Problem statement ▸ Make an exact copy of all the data.

Stored data ▸

§ §

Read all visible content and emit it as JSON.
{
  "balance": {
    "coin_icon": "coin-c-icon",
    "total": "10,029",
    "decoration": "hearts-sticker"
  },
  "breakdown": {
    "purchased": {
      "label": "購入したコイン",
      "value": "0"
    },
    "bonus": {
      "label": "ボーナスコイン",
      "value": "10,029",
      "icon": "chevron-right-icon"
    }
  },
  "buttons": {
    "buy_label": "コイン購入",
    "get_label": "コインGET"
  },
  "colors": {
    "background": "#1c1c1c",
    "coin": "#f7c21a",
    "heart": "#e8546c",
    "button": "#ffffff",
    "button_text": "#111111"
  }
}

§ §

Answer to the problem ▸
Read all visible content and emit it as JSON.
{
  "balance": {
    "coin_icon": "coin-c-icon",
    "total": "10,029",
    "decoration": "hearts-sticker"
  },
  "breakdown": {
    "purchased": {
      "label": "購入したコイン",
      "value": "0"
    },
    "bonus": {
      "label": "ボーナスコイン",
      "value": "10,029",
      "icon": "chevron-right-icon"
    }
  },
  "buttons": {
    "buy_label": "コイン購入",
    "get_label": "コインGET"
  },
  "colors": {
    "background": "#1c1c1c",
    "coin": "#f7c21a",
    "heart": "#e8546c",
    "button": "#ffffff",
    "button_text": "#111111"
  }
}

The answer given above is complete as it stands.